:: Try it ::
Write out everything in the records exactly, apart from the pictures.
◆ ◆ ◆ ◆ ◆ ◆ ◆
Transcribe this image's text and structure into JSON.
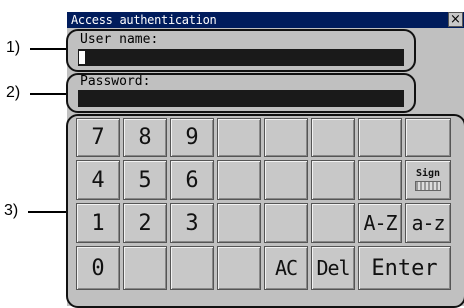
{
  "callouts": {
    "one": "1)",
    "two": "2)",
    "three": "3)"
  },
  "window": {
    "title": "Access authentication",
    "close_glyph": "×"
  },
  "fields": {
    "username_label": "User name:",
    "password_label": "Password:"
  },
  "keypad": {
    "row1": [
      "7",
      "8",
      "9"
    ],
    "row2": [
      "4",
      "5",
      "6"
    ],
    "row3": [
      "1",
      "2",
      "3"
    ],
    "row4": [
      "0"
    ],
    "sign_label": "Sign",
    "upper_label": "A-Z",
    "lower_label": "a-z",
    "ac_label": "AC",
    "del_label": "Del",
    "enter_label": "Enter"
  },
  "colors": {
    "title_bar": "#001c5c",
    "dialog_bg": "#c0c0c0",
    "input_bg": "#1a1a1a"
  },
  "icons": {
    "sign_icon": "keyboard-sign-icon",
    "close_icon": "close-icon"
  }
}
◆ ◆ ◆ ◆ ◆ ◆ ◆
:: Written solution ::
Transcribe this image's text and structure into JSON.
{
  "callouts": {
    "one": "1)",
    "two": "2)",
    "three": "3)"
  },
  "window": {
    "title": "Access authentication",
    "close_glyph": "×"
  },
  "fields": {
    "username_label": "User name:",
    "password_label": "Password:"
  },
  "keypad": {
    "row1": [
      "7",
      "8",
      "9"
    ],
    "row2": [
      "4",
      "5",
      "6"
    ],
    "row3": [
      "1",
      "2",
      "3"
    ],
    "row4": [
      "0"
    ],
    "sign_label": "Sign",
    "upper_label": "A-Z",
    "lower_label": "a-z",
    "ac_label": "AC",
    "del_label": "Del",
    "enter_label": "Enter"
  },
  "colors": {
    "title_bar": "#001c5c",
    "dialog_bg": "#c0c0c0",
    "input_bg": "#1a1a1a"
  },
  "icons": {
    "sign_icon": "keyboard-sign-icon",
    "close_icon": "close-icon"
  }
}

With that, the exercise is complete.